So, how do we change our current pet health protocol regarding dental health? It starts by feeding the correct diet; a balanced, fresh diet that does not promote inflammation or create sugar. Then, we offer our pets something to chew that will actually help keep the teeth clean. I recommend raw bones. Feeding raw bones could be another entire blog, but basically, feed them according to size relative to the pet. You should not give a raw bone that the pet can swallow. Give only raw bones, not cooked bones. If you are afraid of bacterial contamination, another myth we vets like to scare you with, then freeze the bones before thawing and giving to your pet.
Another great way to help keep the teeth clean is to feed chicken or turkey necks. Pets love to chew on bones or necks, not only to help the teeth, but it actually makes them feel good. Research has suggested that while the pet chews, it releases endorphins in the body. You can pick up bones at the grocery store or at the butcher shop. Bully sticks have become popular but there has been some controversy over bacterial contamination in some products. I will let you do the research for them as I do not have experience using them.
Lastly, you can brush your pet’s teeth. All you need to do is to use a damp wash cloth placed over your finger and use this to mechanically wipe the surface of the teeth 2-3 times a week. I like to mix coconut oil with a drop of peppermint oil to apply to the teeth and gums. This will reduce any inflammation and infection that may have started.
The key to dental hygiene in the pet is to be proactive instead of reactive. Do the work required now so that you will not be stuck with the vicious cycle of annual teeth cleanings in order to minimize dental disease.

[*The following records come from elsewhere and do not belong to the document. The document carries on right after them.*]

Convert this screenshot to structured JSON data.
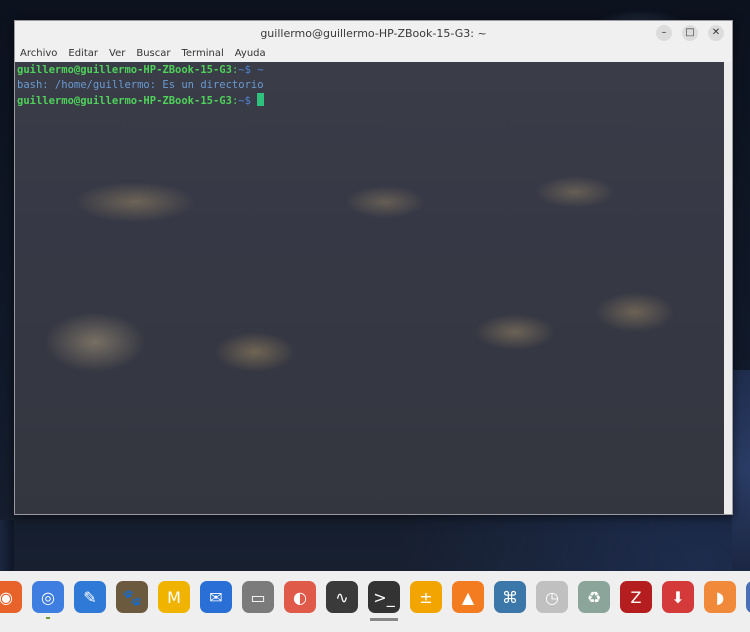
{
  "window": {
    "title": "guillermo@guillermo-HP-ZBook-15-G3: ~",
    "buttons": {
      "minimize": "–",
      "maximize": "□",
      "close": "✕"
    }
  },
  "menu": [
    "Archivo",
    "Editar",
    "Ver",
    "Buscar",
    "Terminal",
    "Ayuda"
  ],
  "terminal": {
    "lines": [
      {
        "user": "guillermo@guillermo-HP-ZBook-15-G3",
        "path": "~",
        "cmd": " ~"
      },
      {
        "output": "bash: /home/guillermo: Es un directorio"
      },
      {
        "user": "guillermo@guillermo-HP-ZBook-15-G3",
        "path": "~",
        "cmd": " "
      }
    ]
  },
  "dock": {
    "icons": [
      {
        "name": "firefox-icon",
        "glyph": "◉",
        "color": "#e8632a"
      },
      {
        "name": "chromium-icon",
        "glyph": "◎",
        "color": "#3d7ee0"
      },
      {
        "name": "text-editor-icon",
        "glyph": "✎",
        "color": "#2f7ad6"
      },
      {
        "name": "gimp-icon",
        "glyph": "🐾",
        "color": "#6b5a3e"
      },
      {
        "name": "m-app-icon",
        "glyph": "M",
        "color": "#f0b400"
      },
      {
        "name": "thunderbird-icon",
        "glyph": "✉",
        "color": "#2a6fd6"
      },
      {
        "name": "files-icon",
        "glyph": "▭",
        "color": "#7b7b7b"
      },
      {
        "name": "settings-toggle-icon",
        "glyph": "◐",
        "color": "#e05a4a"
      },
      {
        "name": "system-monitor-icon",
        "glyph": "∿",
        "color": "#3a3a3a"
      },
      {
        "name": "terminal-icon",
        "glyph": ">_",
        "color": "#333333"
      },
      {
        "name": "calculator-icon",
        "glyph": "±",
        "color": "#f2a500"
      },
      {
        "name": "vlc-icon",
        "glyph": "▲",
        "color": "#f47c20"
      },
      {
        "name": "python-icon",
        "glyph": "⌘",
        "color": "#3b77a8"
      },
      {
        "name": "clock-icon",
        "glyph": "◷",
        "color": "#c0c0c0"
      },
      {
        "name": "trash-icon",
        "glyph": "♻",
        "color": "#8ba59a"
      },
      {
        "name": "filezilla-icon",
        "glyph": "Z",
        "color": "#b51e1e"
      },
      {
        "name": "downloader-icon",
        "glyph": "⬇",
        "color": "#d43a3a"
      },
      {
        "name": "orange-app-icon",
        "glyph": "◗",
        "color": "#f08a3a"
      },
      {
        "name": "partial-app-icon",
        "glyph": "",
        "color": "#4a6fb5"
      }
    ]
  }
}
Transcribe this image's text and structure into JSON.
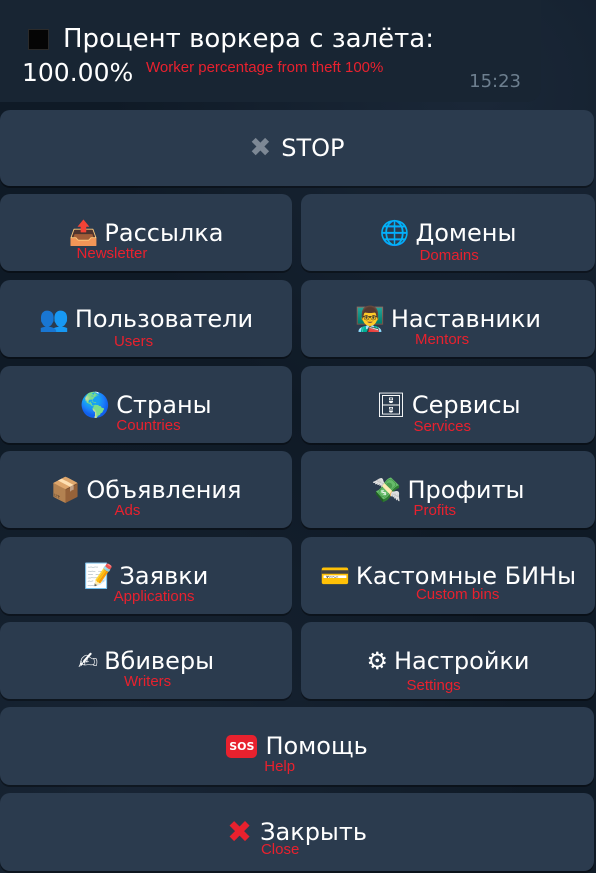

Next time, I will discuss what to do when your pet already has advanced dental disease. There are more options than you might have been told.